I was also gifted with the musical call of Tundra Swans as they flew overhead, so close they were I could hear the rushing of their wings, like a stream cascading over rocks.

Here in central Minnesota, Trumpeter Swans are year-round residents, but in the spring Tundra Swans migrate through on their way back to their nesting grounds in the high Arctic.  From a distance the calls of a flock of Tundra Swans have been mistaken for the sound of a pack of baying hounds.  I first heard this as a young boy, and made that very mistake, while working on the farm where I grew up.  Though it was in the fall of the year as the swans were migrating south.   Here is a poem I wrote about 20 years about my experience as a boy.



Ears of corn, with paper husks,
Cracked open like lotus petals,
Lie scatter upon the soggy ground.

The shovel scrapes them together,
Scooping up profits
In graceless hurry.

Wild swans call in the distance;
Their hoarse cries
undulating upon the breeze.

I, a small boy, stop from the chore
And glance around,
Fearing an attack of hounds.

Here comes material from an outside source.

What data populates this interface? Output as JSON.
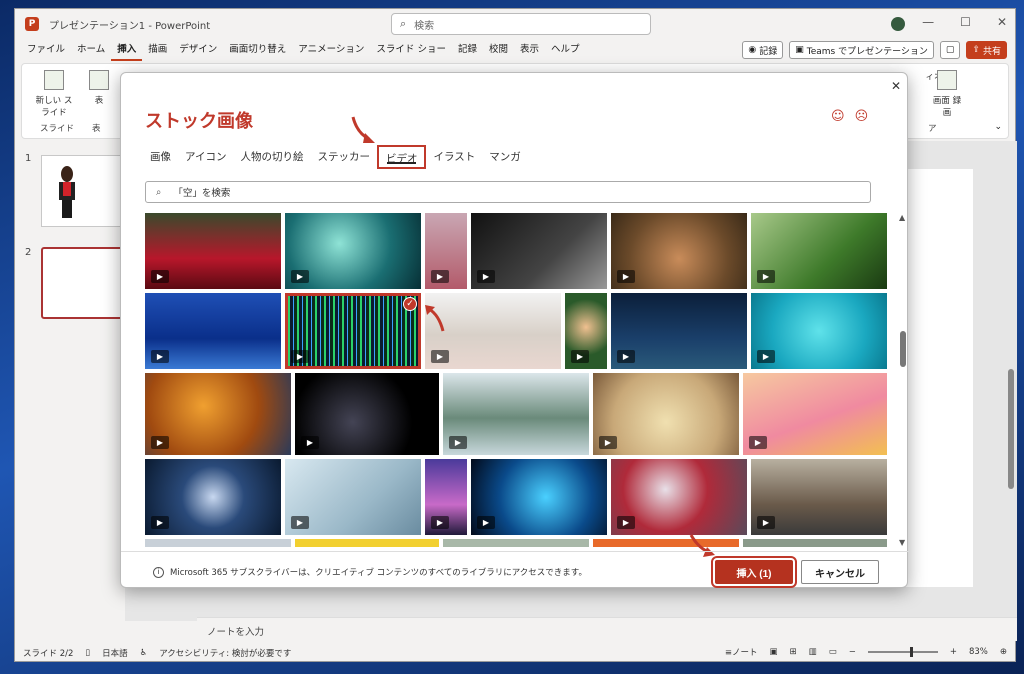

Then gaze upwards
At the flapping vees
Branching in the twilight
And discover stillness
With my shovel in my hands.


perhaps I will rework this poem in the coming days…